Four movies have genuinely scared me in the 70 years I have been watching movies. *The Thing *which I saw when I was 14 and which gave me nightmares for weeks. *Night of the Living Dead *which I saw when I was in my 30s and which had me crouching down in the theater seat in fear. Texas Chain Saw Massacre which I saw when I was in my 40s and had me believing I was watching a documentary! And for some strange reason a film I saw at a drive-in when I was about 10 called The Face Of Marble; I don’t remember anything about it except it I was terrified all the way home in my parents car and have I never forgotten the fear it induced in me. Someday I am going to rent it on video (if it has been so released) just to see what it was about.
As is often the answer It Depends. There are quite a few well made a scary horror films of the era (Them!, The Incredible Shrinking Man, The Creature from the Black Lagoon, The Thing, Invaders from Mars*, etc.). There were also schlock films (Robot Monster, The Horror of Party Beach, Plan 9 From Outer Space, The Wasp Woman, along with others that weren’t as notoriously bad, but still not particularly good).
Horror films of the time didn’t depend on gore, but rather on suspense and mood. Audience expectations have changed, so a horror film without gore doesn’t really register.
*I was lucky enough to see it in 3D, along with It Came from Outer Space.
This one? The Face of Marble review
The only movie that scared me silly was the original Frankenstein. As a child, after seeing the original Frankenstein in the theatre, when I got into bed that night, I imagined that the monster was under my bed and I started crying. My grandma heard me, asked what was the matter, I said I was scared, and she told me to get out of bed and come downstairs. I leaped out of that bed as high and as far as I could and ran downstairs.

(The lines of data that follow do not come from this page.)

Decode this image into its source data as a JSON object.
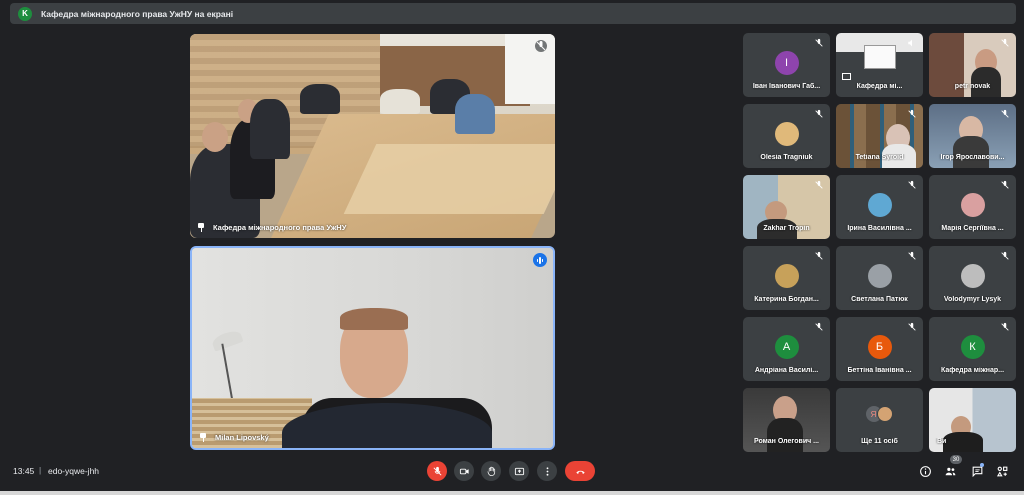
{
  "header": {
    "badge_letter": "K",
    "presenting_title": "Кафедра міжнародного права УжНУ на екрані"
  },
  "main_tiles": {
    "room_label": "Кафедра міжнародного права УжНУ",
    "speaker_label": "Milan Lipovský"
  },
  "participants": [
    {
      "name": "Іван Іванович Габ...",
      "avatar_letter": "І",
      "avatar_color": "#8e44ad",
      "type": "letter"
    },
    {
      "name": "Кафедра мі...",
      "type": "screen"
    },
    {
      "name": "petr novak",
      "type": "video",
      "bg": "#6d4b3d"
    },
    {
      "name": "Olesia Tragniuk",
      "type": "photo",
      "bg": "#e0b97a"
    },
    {
      "name": "Tetiana Syroid",
      "type": "video",
      "bg": "#7a6650"
    },
    {
      "name": "Ігор Ярославови...",
      "type": "video",
      "bg": "#7a8aa0"
    },
    {
      "name": "Zakhar Tropin",
      "type": "video",
      "bg": "#c9b89a"
    },
    {
      "name": "Ірина Василівна ...",
      "type": "photo",
      "bg": "#5fa8d3"
    },
    {
      "name": "Марія Сергіївна ...",
      "type": "photo",
      "bg": "#d9a0a0"
    },
    {
      "name": "Катерина Богдан...",
      "type": "photo",
      "bg": "#c7a15a"
    },
    {
      "name": "Светлана Патюк",
      "type": "photo",
      "bg": "#9aa0a6"
    },
    {
      "name": "Volodymyr Lysyk",
      "type": "photo",
      "bg": "#bdbdbd"
    },
    {
      "name": "Андріана Василі...",
      "avatar_letter": "А",
      "avatar_color": "#1e8e3e",
      "type": "letter"
    },
    {
      "name": "Беттіна Іванівна ...",
      "avatar_letter": "Б",
      "avatar_color": "#e8590c",
      "type": "letter"
    },
    {
      "name": "Кафедра міжнар...",
      "avatar_letter": "К",
      "avatar_color": "#1e8e3e",
      "type": "letter"
    },
    {
      "name": "Роман Олегович ...",
      "type": "video",
      "bg": "#4a4a4a"
    },
    {
      "name": "Ще 11 осіб",
      "type": "more",
      "more_letter": "Я"
    },
    {
      "name": "Ви",
      "type": "video",
      "bg": "#8d8d8d"
    }
  ],
  "bottom": {
    "time": "13:45",
    "separator": "|",
    "meeting_code": "edo-yqwe-jhh",
    "participant_count": "30"
  },
  "colors": {
    "background": "#202124",
    "tile": "#3c4043",
    "danger": "#ea4335",
    "accent": "#8ab4f8"
  },
  "icons": {
    "mic": "mic-off-icon",
    "camera": "camera-icon",
    "hand": "raise-hand-icon",
    "present": "present-icon",
    "more": "more-vert-icon",
    "end": "end-call-icon",
    "info": "info-icon",
    "people": "people-icon",
    "chat": "chat-icon",
    "activities": "activities-icon"
  }
}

I was a little kid in the early-to-mid-50s. For 25 cents we saw a double feature every Sunday afternoon. Some of them were scary as hell. I actually wet my pants during The Beast from 20,000 Fathoms.
I was born in the 60s, but some of those old movies shown on TV scared me when I was a little kid.
I think another element is that film-making techniques and acting styles have changed a lot in the intervening years. It’s much harder for a modern audience to suspend their disbelief and properly immerse themselves in an older, black and white movie, so any sense of tension is lost.
Agreed. Not only that, but the way that films portray suspense and scary things in general is totally different now from what it was then. Compared to modern movies like Saw or The Strangers, something like Thing From Another World (which I love, btw) or, for that matter, Halloween is going to seem plodding and dull if you don’t know what you’re getting yourself into.
I think that’s out of necessity - audiences get used to what passes for scary fairly quickly so techniques have to change to keep them interested.
My father was born in 1940, and tells me that the original version of The Thing was the scariest film he’d ever seen.